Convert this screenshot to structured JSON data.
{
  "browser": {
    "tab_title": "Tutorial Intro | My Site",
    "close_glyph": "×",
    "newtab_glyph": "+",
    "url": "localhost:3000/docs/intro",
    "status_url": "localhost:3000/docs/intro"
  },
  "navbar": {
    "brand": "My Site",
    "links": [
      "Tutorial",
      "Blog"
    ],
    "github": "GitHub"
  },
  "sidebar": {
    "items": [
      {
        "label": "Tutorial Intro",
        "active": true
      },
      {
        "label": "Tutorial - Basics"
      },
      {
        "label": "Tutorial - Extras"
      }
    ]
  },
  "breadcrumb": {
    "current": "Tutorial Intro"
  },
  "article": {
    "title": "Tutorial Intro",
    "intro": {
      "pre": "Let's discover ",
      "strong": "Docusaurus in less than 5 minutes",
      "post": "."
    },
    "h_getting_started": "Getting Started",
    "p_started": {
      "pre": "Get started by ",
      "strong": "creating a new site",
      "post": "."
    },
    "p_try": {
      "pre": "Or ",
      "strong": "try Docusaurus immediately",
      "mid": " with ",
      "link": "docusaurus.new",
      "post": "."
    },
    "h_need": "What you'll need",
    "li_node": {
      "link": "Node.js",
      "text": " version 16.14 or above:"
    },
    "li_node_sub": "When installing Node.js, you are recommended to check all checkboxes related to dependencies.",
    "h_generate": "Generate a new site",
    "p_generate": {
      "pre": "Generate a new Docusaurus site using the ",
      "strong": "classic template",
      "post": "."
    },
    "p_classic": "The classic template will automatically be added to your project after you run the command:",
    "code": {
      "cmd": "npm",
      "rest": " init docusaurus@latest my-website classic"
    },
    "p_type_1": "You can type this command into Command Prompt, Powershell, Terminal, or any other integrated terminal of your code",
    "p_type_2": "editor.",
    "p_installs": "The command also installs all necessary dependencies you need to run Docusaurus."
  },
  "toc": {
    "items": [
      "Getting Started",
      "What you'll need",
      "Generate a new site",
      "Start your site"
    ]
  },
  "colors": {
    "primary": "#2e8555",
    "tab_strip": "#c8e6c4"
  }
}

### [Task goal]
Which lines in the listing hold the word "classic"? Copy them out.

### [Answer for the task]
      "strong": "classic template",
    "p_classic": "The classic template will automatically be added to your project after you run the command:",
      "rest": " init docusaurus@latest my-website classic"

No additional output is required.